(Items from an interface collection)

______

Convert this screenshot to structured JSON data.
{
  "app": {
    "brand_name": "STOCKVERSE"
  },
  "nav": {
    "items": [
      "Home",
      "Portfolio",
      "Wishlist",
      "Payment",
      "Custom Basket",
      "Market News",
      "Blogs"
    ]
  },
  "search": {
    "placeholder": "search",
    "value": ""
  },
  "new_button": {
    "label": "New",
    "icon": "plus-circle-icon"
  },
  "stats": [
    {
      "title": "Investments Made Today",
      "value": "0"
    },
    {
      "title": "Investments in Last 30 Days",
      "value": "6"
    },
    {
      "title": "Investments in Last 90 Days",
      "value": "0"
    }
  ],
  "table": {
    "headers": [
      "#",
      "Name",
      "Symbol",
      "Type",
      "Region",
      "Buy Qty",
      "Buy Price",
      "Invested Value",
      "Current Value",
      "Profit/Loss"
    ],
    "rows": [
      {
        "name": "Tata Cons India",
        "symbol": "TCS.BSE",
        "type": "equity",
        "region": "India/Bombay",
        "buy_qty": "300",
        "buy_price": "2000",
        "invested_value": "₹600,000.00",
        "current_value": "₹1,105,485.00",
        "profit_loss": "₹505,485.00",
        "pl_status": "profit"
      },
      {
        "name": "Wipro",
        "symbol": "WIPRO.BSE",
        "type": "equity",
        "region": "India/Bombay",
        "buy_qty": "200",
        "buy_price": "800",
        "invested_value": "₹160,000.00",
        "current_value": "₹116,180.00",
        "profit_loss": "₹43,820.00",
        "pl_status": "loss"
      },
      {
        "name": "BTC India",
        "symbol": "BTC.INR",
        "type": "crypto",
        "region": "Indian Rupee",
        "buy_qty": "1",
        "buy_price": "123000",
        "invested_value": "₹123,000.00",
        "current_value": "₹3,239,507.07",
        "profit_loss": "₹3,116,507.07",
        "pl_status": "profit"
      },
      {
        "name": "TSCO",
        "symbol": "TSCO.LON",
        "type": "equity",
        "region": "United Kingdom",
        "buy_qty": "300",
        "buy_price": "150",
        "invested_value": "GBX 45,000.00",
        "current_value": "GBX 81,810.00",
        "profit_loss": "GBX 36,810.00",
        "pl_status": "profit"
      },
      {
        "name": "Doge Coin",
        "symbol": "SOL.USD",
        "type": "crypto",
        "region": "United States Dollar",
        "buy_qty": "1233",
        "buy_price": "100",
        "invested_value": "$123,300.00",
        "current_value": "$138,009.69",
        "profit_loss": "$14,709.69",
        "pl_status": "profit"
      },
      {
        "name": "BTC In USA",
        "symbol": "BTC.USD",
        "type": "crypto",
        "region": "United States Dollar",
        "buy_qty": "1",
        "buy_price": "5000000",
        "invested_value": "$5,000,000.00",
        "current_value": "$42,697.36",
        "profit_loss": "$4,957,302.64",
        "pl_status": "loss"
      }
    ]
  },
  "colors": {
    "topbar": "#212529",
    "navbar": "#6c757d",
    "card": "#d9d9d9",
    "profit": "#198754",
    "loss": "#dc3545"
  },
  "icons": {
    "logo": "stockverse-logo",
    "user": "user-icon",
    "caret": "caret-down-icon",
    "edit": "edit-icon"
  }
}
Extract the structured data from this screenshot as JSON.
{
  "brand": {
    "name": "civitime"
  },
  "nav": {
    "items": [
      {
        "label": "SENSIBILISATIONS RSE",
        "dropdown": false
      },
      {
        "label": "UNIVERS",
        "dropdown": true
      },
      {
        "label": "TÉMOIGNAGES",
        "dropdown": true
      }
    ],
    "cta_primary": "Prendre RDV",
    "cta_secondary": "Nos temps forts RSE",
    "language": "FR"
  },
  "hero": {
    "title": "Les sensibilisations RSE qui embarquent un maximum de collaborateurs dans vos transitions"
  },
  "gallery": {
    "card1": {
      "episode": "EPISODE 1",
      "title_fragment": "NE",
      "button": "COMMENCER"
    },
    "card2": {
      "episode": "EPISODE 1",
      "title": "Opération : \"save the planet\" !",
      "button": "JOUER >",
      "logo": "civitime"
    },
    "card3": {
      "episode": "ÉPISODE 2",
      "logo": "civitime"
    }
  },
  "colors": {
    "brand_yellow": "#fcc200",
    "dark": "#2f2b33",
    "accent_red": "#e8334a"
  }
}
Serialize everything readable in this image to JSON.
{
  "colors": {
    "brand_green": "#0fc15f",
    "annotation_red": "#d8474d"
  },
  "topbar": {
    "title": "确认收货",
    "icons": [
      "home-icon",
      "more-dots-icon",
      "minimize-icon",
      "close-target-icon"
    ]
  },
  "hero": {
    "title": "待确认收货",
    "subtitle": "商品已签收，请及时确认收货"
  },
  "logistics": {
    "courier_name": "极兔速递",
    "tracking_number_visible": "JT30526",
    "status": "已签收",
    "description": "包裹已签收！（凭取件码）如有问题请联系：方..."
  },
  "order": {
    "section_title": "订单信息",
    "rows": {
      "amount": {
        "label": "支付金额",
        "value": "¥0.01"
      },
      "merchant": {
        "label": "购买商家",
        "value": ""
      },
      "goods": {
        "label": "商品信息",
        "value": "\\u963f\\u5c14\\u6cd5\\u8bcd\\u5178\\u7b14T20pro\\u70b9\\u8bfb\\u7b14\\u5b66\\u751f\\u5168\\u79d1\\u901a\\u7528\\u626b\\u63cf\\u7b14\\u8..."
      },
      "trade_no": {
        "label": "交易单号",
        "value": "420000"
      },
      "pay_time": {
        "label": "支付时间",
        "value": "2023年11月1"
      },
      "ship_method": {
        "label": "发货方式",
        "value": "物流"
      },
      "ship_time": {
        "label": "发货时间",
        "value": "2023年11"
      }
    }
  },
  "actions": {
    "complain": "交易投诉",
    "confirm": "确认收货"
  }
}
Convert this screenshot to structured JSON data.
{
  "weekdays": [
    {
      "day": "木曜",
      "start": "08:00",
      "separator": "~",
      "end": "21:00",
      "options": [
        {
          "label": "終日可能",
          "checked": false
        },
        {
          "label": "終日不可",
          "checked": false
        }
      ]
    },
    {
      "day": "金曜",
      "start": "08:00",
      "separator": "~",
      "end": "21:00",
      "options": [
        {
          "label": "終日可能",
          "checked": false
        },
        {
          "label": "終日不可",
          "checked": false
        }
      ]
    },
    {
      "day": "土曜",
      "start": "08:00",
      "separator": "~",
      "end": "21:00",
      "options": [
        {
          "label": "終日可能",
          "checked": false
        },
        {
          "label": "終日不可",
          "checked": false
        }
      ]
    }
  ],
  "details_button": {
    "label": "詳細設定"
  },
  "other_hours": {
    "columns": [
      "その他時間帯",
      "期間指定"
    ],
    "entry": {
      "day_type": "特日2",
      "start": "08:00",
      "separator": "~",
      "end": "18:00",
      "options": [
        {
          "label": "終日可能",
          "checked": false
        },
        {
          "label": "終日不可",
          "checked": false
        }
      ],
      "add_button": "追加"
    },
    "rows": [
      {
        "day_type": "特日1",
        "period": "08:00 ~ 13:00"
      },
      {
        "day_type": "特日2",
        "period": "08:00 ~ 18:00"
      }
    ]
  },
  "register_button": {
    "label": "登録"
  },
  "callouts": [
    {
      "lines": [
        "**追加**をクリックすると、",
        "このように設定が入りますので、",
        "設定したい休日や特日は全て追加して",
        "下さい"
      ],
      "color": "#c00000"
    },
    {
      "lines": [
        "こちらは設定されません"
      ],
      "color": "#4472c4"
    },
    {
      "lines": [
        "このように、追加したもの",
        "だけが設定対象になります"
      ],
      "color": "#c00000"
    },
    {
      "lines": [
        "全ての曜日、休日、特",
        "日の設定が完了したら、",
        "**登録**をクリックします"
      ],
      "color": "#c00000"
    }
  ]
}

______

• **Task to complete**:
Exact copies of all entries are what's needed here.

• **Answer for the task**:
Convert this screenshot to structured JSON data.
{
  "app": {
    "brand_name": "STOCKVERSE"
  },
  "nav": {
    "items": [
      "Home",
      "Portfolio",
      "Wishlist",
      "Payment",
      "Custom Basket",
      "Market News",
      "Blogs"
    ]
  },
  "search": {
    "placeholder": "search",
    "value": ""
  },
  "new_button": {
    "label": "New",
    "icon": "plus-circle-icon"
  },
  "stats": [
    {
      "title": "Investments Made Today",
      "value": "0"
    },
    {
      "title": "Investments in Last 30 Days",
      "value": "6"
    },
    {
      "title": "Investments in Last 90 Days",
      "value": "0"
    }
  ],
  "table": {
    "headers": [
      "#",
      "Name",
      "Symbol",
      "Type",
      "Region",
      "Buy Qty",
      "Buy Price",
      "Invested Value",
      "Current Value",
      "Profit/Loss"
    ],
    "rows": [
      {
        "name": "Tata Cons India",
        "symbol": "TCS.BSE",
        "type": "equity",
        "region": "India/Bombay",
        "buy_qty": "300",
        "buy_price": "2000",
        "invested_value": "₹600,000.00",
        "current_value": "₹1,105,485.00",
        "profit_loss": "₹505,485.00",
        "pl_status": "profit"
      },
      {
        "name": "Wipro",
        "symbol": "WIPRO.BSE",
        "type": "equity",
        "region": "India/Bombay",
        "buy_qty": "200",
        "buy_price": "800",
        "invested_value": "₹160,000.00",
        "current_value": "₹116,180.00",
        "profit_loss": "₹43,820.00",
        "pl_status": "loss"
      },
      {
        "name": "BTC India",
        "symbol": "BTC.INR",
        "type": "crypto",
        "region": "Indian Rupee",
        "buy_qty": "1",
        "buy_price": "123000",
        "invested_value": "₹123,000.00",
        "current_value": "₹3,239,507.07",
        "profit_loss": "₹3,116,507.07",
        "pl_status": "profit"
      },
      {
        "name": "TSCO",
        "symbol": "TSCO.LON",
        "type": "equity",
        "region": "United Kingdom",
        "buy_qty": "300",
        "buy_price": "150",
        "invested_value": "GBX 45,000.00",
        "current_value": "GBX 81,810.00",
        "profit_loss": "GBX 36,810.00",
        "pl_status": "profit"
      },
      {
        "name": "Doge Coin",
        "symbol": "SOL.USD",
        "type": "crypto",
        "region": "United States Dollar",
        "buy_qty": "1233",
        "buy_price": "100",
        "invested_value": "$123,300.00",
        "current_value": "$138,009.69",
        "profit_loss": "$14,709.69",
        "pl_status": "profit"
      },
      {
        "name": "BTC In USA",
        "symbol": "BTC.USD",
        "type": "crypto",
        "region": "United States Dollar",
        "buy_qty": "1",
        "buy_price": "5000000",
        "invested_value": "$5,000,000.00",
        "current_value": "$42,697.36",
        "profit_loss": "$4,957,302.64",
        "pl_status": "loss"
      }
    ]
  },
  "colors": {
    "topbar": "#212529",
    "navbar": "#6c757d",
    "card": "#d9d9d9",
    "profit": "#198754",
    "loss": "#dc3545"
  },
  "icons": {
    "logo": "stockverse-logo",
    "user": "user-icon",
    "caret": "caret-down-icon",
    "edit": "edit-icon"
  }
}
Extract the structured data from this screenshot as JSON.
{
  "brand": {
    "name": "civitime"
  },
  "nav": {
    "items": [
      {
        "label": "SENSIBILISATIONS RSE",
        "dropdown": false
      },
      {
        "label": "UNIVERS",
        "dropdown": true
      },
      {
        "label": "TÉMOIGNAGES",
        "dropdown": true
      }
    ],
    "cta_primary": "Prendre RDV",
    "cta_secondary": "Nos temps forts RSE",
    "language": "FR"
  },
  "hero": {
    "title": "Les sensibilisations RSE qui embarquent un maximum de collaborateurs dans vos transitions"
  },
  "gallery": {
    "card1": {
      "episode": "EPISODE 1",
      "title_fragment": "NE",
      "button": "COMMENCER"
    },
    "card2": {
      "episode": "EPISODE 1",
      "title": "Opération : \"save the planet\" !",
      "button": "JOUER >",
      "logo": "civitime"
    },
    "card3": {
      "episode": "ÉPISODE 2",
      "logo": "civitime"
    }
  },
  "colors": {
    "brand_yellow": "#fcc200",
    "dark": "#2f2b33",
    "accent_red": "#e8334a"
  }
}
Serialize everything readable in this image to JSON.
{
  "colors": {
    "brand_green": "#0fc15f",
    "annotation_red": "#d8474d"
  },
  "topbar": {
    "title": "确认收货",
    "icons": [
      "home-icon",
      "more-dots-icon",
      "minimize-icon",
      "close-target-icon"
    ]
  },
  "hero": {
    "title": "待确认收货",
    "subtitle": "商品已签收，请及时确认收货"
  },
  "logistics": {
    "courier_name": "极兔速递",
    "tracking_number_visible": "JT30526",
    "status": "已签收",
    "description": "包裹已签收！（凭取件码）如有问题请联系：方..."
  },
  "order": {
    "section_title": "订单信息",
    "rows": {
      "amount": {
        "label": "支付金额",
        "value": "¥0.01"
      },
      "merchant": {
        "label": "购买商家",
        "value": ""
      },
      "goods": {
        "label": "商品信息",
        "value": "\\u963f\\u5c14\\u6cd5\\u8bcd\\u5178\\u7b14T20pro\\u70b9\\u8bfb\\u7b14\\u5b66\\u751f\\u5168\\u79d1\\u901a\\u7528\\u626b\\u63cf\\u7b14\\u8..."
      },
      "trade_no": {
        "label": "交易单号",
        "value": "420000"
      },
      "pay_time": {
        "label": "支付时间",
        "value": "2023年11月1"
      },
      "ship_method": {
        "label": "发货方式",
        "value": "物流"
      },
      "ship_time": {
        "label": "发货时间",
        "value": "2023年11"
      }
    }
  },
  "actions": {
    "complain": "交易投诉",
    "confirm": "确认收货"
  }
}
Convert this screenshot to structured JSON data.
{
  "weekdays": [
    {
      "day": "木曜",
      "start": "08:00",
      "separator": "~",
      "end": "21:00",
      "options": [
        {
          "label": "終日可能",
          "checked": false
        },
        {
          "label": "終日不可",
          "checked": false
        }
      ]
    },
    {
      "day": "金曜",
      "start": "08:00",
      "separator": "~",
      "end": "21:00",
      "options": [
        {
          "label": "終日可能",
          "checked": false
        },
        {
          "label": "終日不可",
          "checked": false
        }
      ]
    },
    {
      "day": "土曜",
      "start": "08:00",
      "separator": "~",
      "end": "21:00",
      "options": [
        {
          "label": "終日可能",
          "checked": false
        },
        {
          "label": "終日不可",
          "checked": false
        }
      ]
    }
  ],
  "details_button": {
    "label": "詳細設定"
  },
  "other_hours": {
    "columns": [
      "その他時間帯",
      "期間指定"
    ],
    "entry": {
      "day_type": "特日2",
      "start": "08:00",
      "separator": "~",
      "end": "18:00",
      "options": [
        {
          "label": "終日可能",
          "checked": false
        },
        {
          "label": "終日不可",
          "checked": false
        }
      ],
      "add_button": "追加"
    },
    "rows": [
      {
        "day_type": "特日1",
        "period": "08:00 ~ 13:00"
      },
      {
        "day_type": "特日2",
        "period": "08:00 ~ 18:00"
      }
    ]
  },
  "register_button": {
    "label": "登録"
  },
  "callouts": [
    {
      "lines": [
        "**追加**をクリックすると、",
        "このように設定が入りますので、",
        "設定したい休日や特日は全て追加して",
        "下さい"
      ],
      "color": "#c00000"
    },
    {
      "lines": [
        "こちらは設定されません"
      ],
      "color": "#4472c4"
    },
    {
      "lines": [
        "このように、追加したもの",
        "だけが設定対象になります"
      ],
      "color": "#c00000"
    },
    {
      "lines": [
        "全ての曜日、休日、特",
        "日の設定が完了したら、",
        "**登録**をクリックします"
      ],
      "color": "#c00000"
    }
  ]
}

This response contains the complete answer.